For all the attention paid to aging Brad Pitt, the character of Benjamin himself could not be more empty; he appears to be without employment, skills or a life-long dream and his purring New Orleans accent doesn’t take much to philosophizing. Mainly we just gaze at Benjamin while he sits around looking beatific as the century drifts by for darn near three hours. Fincher’s direction takes on more of the rambling formlessness he exhibited in Zodiac and the closest thing to a real climax is when the make-up and effects are finally dispensed of and Benjamin Button finally emerges as the movie star hunk Brad Pitt really is.
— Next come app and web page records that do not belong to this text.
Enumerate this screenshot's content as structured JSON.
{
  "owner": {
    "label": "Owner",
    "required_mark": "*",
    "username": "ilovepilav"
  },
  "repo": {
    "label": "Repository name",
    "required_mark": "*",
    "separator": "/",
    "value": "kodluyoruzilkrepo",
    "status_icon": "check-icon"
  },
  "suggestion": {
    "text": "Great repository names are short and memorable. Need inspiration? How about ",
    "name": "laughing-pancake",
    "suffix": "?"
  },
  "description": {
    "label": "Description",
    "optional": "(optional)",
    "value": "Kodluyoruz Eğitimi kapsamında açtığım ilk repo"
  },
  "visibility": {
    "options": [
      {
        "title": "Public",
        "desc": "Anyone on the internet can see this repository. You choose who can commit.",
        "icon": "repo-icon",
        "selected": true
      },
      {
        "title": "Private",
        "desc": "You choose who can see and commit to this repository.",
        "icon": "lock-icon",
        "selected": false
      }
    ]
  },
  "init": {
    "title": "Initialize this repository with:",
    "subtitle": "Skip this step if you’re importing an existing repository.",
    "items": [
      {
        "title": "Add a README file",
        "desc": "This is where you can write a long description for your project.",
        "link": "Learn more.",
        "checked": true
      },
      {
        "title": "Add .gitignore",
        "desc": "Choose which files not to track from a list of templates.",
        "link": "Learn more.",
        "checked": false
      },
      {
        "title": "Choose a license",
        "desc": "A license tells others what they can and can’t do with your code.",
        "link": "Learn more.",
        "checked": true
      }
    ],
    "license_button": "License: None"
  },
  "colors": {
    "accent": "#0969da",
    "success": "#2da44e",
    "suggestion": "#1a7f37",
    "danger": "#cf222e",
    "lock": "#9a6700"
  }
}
When they try to de-age him further into his twenties and you sense the movie producers’ excitement with the idea of freezing stars digitally as their twenty-something selves. Even while leaving his smooth face in the shadows the effect looks unconvincing, the magic of Hollywood computers still unable to conjure the allure of a naturally-achieved Brad Pitt. That why the stars are still paid the big dollars; as ill-conceived as each of these vehicles is, without their bigger-than-life names-above-the-title, these films would be hardly worth discussing at all.